As the day wore on, so did my makeup. Sinking into the creases of my eyelids, my beauty look quickly turned from “gothic chic” to “hungover chic”, then eventually a “someone help that girl” look that was not in any way chic. Combined with my chronic resting b**ch face, it wasn’t earning me extra friends.
This beauty look on the runway? A knockout. Off the runway? Not so much. The trending beauty look would fare better toned down, with the subtle slept in look an edgy alternative to the classic smoky eye — easily achieved with a simple black eyeliner and a big sleep.
Writer Rosie Kelway tries out the graphic floating eyeliner look seen at Zambesi, Kate Sylvester, Sean Kelly and Lucilla Gray.
I often opt for a natural makeup look, sometimes preferring lipstick with no other makeup. Occasionally, I might try a liquid eyeliner cat eye but I’m not very good at drawing it on in a straight line and often one eye won’t match the other.
So, when I spotted the floating eyeliner look at multiple NZFW shows, I thought this was something worth trying. The look I wore was from Project Runway winner Sean Kelly’s show, which featured three beauty looks.
I went for the first, which focused on really dewy skin with clear ‘‘lip glass’’ and a custom-coloured blue floating liner with white painted into the corner of the lid. The liner sat about .5mm above the lash line rather than touching hard up against it as most eyeliners do typically.
To pull off this look for the day, I thought ahead and wore an all white outfit — T-shirt, jeans, shoes with a black leather jacket — thinking a bright liner would be all the colour I’d need.
M.A.C senior artist Kiekie Stanners, who came up with many of the NZFW runway makeup looks this year, says a recurring theme was an emphasis on eyes rather than lips.
“Designers all definitely had this idea of wanting makeup to be beautiful, but with a tweak on the eye. No one really requested strong lips at all.”
Almost all designers on the shows she worked on had tweaks of naturals.

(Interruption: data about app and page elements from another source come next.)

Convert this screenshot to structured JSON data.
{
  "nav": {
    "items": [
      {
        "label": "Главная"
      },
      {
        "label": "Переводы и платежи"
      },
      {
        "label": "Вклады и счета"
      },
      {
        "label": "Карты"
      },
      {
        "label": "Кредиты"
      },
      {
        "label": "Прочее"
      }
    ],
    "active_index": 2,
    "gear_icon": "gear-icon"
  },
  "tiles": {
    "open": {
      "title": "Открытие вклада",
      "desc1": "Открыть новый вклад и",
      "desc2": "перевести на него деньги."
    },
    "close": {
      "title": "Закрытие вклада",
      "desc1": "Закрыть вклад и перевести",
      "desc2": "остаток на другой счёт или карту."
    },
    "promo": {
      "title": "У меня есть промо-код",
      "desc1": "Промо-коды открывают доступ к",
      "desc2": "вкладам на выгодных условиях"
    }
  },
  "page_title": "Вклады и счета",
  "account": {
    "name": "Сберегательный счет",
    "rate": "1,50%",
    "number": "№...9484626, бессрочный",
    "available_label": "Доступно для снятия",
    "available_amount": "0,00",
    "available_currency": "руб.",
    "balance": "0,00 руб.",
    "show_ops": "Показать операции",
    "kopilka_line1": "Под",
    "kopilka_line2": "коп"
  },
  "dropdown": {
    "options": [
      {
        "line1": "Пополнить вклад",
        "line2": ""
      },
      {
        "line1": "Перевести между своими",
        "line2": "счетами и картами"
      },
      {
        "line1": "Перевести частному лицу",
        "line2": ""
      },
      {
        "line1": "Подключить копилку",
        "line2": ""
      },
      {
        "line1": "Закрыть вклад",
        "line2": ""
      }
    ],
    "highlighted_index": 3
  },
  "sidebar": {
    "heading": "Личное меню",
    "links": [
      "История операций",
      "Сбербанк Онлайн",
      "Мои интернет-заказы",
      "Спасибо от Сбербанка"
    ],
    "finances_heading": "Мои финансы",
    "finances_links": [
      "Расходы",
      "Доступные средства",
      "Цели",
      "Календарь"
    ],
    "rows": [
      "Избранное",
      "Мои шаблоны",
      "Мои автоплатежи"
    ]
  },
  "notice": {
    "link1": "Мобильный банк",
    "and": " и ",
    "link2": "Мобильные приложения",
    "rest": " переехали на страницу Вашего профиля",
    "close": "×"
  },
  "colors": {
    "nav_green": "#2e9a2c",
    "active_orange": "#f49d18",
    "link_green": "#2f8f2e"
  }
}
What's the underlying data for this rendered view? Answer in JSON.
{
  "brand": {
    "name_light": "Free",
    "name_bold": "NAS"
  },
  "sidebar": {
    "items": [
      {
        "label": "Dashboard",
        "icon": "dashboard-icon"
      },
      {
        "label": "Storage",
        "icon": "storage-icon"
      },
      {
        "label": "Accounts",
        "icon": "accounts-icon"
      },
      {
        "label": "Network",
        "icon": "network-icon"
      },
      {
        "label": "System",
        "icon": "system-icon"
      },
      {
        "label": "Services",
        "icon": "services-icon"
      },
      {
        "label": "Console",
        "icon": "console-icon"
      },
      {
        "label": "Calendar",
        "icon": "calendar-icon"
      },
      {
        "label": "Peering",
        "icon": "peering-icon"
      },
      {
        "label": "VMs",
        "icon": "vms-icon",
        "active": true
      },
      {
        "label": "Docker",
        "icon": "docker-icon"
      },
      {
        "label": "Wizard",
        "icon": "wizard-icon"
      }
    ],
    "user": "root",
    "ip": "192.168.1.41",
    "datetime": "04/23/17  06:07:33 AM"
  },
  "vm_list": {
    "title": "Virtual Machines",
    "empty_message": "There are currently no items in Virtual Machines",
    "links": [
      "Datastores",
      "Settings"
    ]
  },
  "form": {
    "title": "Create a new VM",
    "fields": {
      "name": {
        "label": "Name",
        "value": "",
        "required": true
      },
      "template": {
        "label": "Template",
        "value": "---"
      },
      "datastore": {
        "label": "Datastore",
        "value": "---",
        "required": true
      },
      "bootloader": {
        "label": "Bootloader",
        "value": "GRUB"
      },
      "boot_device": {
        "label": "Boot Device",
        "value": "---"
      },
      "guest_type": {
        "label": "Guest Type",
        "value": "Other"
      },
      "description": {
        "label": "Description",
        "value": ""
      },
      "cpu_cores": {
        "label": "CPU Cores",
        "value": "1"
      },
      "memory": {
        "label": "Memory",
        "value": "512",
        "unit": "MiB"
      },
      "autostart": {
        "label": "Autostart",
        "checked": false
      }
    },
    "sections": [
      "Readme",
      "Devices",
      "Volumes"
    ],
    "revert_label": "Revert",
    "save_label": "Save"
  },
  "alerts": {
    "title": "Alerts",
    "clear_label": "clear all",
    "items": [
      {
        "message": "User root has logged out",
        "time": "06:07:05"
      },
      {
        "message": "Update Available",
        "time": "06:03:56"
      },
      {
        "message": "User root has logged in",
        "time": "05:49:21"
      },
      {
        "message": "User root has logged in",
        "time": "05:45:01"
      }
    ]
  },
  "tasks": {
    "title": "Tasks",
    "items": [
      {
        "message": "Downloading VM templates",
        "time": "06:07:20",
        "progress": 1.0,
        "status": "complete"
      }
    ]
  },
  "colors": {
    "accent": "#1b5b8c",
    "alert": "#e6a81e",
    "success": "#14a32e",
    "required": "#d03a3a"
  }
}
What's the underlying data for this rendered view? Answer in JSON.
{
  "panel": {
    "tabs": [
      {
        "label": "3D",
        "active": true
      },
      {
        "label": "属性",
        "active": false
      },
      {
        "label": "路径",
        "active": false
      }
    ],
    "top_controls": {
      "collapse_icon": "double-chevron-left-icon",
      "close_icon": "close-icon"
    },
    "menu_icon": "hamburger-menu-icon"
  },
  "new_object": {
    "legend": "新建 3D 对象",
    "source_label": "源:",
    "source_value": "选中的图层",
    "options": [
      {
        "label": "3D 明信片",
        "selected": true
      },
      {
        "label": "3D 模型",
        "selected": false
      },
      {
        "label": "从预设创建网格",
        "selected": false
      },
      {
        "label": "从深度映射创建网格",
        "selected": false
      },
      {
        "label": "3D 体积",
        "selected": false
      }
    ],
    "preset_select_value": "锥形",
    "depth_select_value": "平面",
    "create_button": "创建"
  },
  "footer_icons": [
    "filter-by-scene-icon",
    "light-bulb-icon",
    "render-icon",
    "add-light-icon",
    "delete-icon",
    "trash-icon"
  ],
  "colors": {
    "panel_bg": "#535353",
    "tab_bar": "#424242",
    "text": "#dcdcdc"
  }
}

“Usually, there will be a couple of designers that are about a bold lip or lip that is going to match in with the collection, but not this year. It was definitely a very strong feeling toward creating really beautiful skin and just a feeling of having that tweak of a graphic line feature or a strong eye, rather than classic beauty makeup as such or something that was obviously matchy-matchy.”
While wearing Sean Kelly’s look, I noticed that lip glass is not very practical: your hair gets stuck in it. In fact, everything gets stuck in it. I had food clinging to it, I’d bought new socks and that morning tried to bite through the little plastic thing that links them together, and that also managed to stick to my lips.
The eye colour though, was really enjoyable to wear. I received lots of compliments on it: “Wow, that’s bright”, “Hello pretty lady,” from a homeless man on Queen St. My biggest compliment? Being told I looked like Agnetha Faltskog from Abba.
The key to pulling off coloured floating liner is to keep all other makeup really natural and to plan your outfit around the look, as the makeup is almost an accessory. I think this floating style seems a much more practical approach to wearing eyeliner. I might be wrong, but when you don’t need to apply liner directly to the lashline it actually makes putting it on seem easier.